- Peculiar Transportation: Road transportation isn’t the preferred choice for a good reason. Numerous islands separated by water means you can travel by plane or boat. Boats are great for observing and interacting with aquatic wildlife, while planes allow you to appreciate the archipelago’s beauty from above.
- Tattoo Kingdom: There’s no better place to get your first tattoo than in French Polynesia. The archipelago has a deep history with tattoos – the word ‘tattoo’ comes from the local language and originates from the word ‘tatau’ – a Polynesian word.
- Hospitable People: You won’t smile as often anywhere else than on the archipelago. The French Polynesians are renowned for their generosity and kindness. Prepare to wear tiara flower necklaces wherever you go.
- Exotic Cuisine: Polynesian dishes are light delicacies with lots of color and flavor. The locals enjoy raw food to absorb more essential vitamins and nutrients. Moreover, the Tahitian oven spices up the food with its unique taste. Eating without stacking up the calories in this territory is common.
- Flights and Visa: Visitors to the French territory don’t need a visa if they aren’t staying longer than 90 days. Still, you’ll require a passport valid for six months, including proof of returning to your home country or onward destination to another country.
Frequently Asked Questions
The questions below further clarify the best time to visit French Polynesia:
What is the rainy season in French Polynesia?
April to November is the wet season in French Polynesia, with short bursts of torrential rainfall interrupted by hours of intense sunshine.
What is the best month to go to Tahiti?
June to September is the best time weather-wise to visit Tahiti, but October to April offers the most value for vacationers looking to save money while avoiding crowds.
What is the best month to go to Bora Bora?
September is the best month to visit Bora Bora, but any month between May and November will do.
What is hurricane season in Tahiti?
Mid-December to late April are the months with the highest risk of hurricanes in Tahiti.
Are mosquitoes a problem in Tahiti?
Mosquitoes and sandflies are pesky insects that can mar your trip to Tahiti. Ensure you carry bug repellant, especially when exploring dense vegetation on the islands.

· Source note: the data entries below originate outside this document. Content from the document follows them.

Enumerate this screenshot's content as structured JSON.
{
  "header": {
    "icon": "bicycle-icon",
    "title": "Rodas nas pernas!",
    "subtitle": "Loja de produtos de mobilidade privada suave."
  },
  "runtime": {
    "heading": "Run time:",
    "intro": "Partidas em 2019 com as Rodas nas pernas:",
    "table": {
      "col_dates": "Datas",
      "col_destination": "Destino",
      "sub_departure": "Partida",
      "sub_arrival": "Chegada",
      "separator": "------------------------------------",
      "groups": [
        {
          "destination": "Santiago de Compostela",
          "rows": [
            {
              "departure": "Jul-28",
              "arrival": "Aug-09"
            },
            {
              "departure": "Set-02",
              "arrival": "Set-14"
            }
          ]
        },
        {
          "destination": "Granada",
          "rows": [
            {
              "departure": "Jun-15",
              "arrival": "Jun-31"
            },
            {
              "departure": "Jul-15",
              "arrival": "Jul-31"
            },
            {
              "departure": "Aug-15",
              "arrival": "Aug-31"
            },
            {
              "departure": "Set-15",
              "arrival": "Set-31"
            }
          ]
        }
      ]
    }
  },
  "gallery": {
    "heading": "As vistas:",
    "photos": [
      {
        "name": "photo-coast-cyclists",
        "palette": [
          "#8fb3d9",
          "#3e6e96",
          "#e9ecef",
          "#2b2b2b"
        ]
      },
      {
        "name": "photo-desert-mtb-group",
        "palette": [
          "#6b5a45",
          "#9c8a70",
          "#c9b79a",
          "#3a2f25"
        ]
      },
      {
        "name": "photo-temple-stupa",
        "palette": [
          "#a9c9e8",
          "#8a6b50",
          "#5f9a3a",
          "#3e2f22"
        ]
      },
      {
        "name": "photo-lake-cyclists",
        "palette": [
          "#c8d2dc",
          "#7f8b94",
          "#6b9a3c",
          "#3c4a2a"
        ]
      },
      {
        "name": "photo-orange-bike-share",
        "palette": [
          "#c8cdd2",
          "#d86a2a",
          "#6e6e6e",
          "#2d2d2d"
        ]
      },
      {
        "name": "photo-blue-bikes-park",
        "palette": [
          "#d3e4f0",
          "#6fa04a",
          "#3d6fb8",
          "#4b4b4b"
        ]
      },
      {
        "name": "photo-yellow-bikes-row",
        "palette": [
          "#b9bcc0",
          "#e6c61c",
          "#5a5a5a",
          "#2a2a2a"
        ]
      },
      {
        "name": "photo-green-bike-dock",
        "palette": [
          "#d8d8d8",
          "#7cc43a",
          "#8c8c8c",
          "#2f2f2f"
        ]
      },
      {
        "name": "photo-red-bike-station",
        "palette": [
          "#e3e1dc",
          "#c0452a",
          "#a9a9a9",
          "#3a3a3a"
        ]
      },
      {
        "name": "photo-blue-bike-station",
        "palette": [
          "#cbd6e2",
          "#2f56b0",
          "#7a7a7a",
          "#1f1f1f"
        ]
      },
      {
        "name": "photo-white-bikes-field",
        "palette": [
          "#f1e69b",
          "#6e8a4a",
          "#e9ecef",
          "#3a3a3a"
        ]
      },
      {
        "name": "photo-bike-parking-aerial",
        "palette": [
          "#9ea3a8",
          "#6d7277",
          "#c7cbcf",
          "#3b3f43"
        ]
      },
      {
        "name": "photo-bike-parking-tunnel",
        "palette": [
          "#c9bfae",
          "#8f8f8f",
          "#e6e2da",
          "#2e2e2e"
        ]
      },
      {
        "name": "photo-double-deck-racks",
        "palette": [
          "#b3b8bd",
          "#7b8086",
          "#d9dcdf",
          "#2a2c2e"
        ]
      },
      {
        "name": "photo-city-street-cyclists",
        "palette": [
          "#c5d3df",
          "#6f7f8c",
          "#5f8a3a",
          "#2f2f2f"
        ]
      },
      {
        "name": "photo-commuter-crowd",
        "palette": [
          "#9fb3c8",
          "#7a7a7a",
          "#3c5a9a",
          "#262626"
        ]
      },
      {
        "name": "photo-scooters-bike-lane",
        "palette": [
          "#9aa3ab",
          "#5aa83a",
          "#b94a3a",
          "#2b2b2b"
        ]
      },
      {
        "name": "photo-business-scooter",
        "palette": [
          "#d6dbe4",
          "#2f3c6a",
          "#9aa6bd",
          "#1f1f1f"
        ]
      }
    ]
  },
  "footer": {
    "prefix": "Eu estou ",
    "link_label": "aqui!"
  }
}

So, What’s the Best Time to Visit French Polynesia?
French Polynesia is a place for vacationers who enjoy blinding blue waters, volcanic mountains, and a laidback lifestyle. It’s a paradise trapped in a bubble, immune from the vices and caprice of the everyday world.
The people are the friendliest you’ll ever meet, and there are countless activities to occupy your stay. In truth, there isn’t a bad time to visit the archipelago, but some periods offer the most amazing experiences more than others.
Visit from October to April if you’re looking to vacation on a budget and from June to September if you’d like to enjoy the best climate. So what are you waiting for — book your trip today!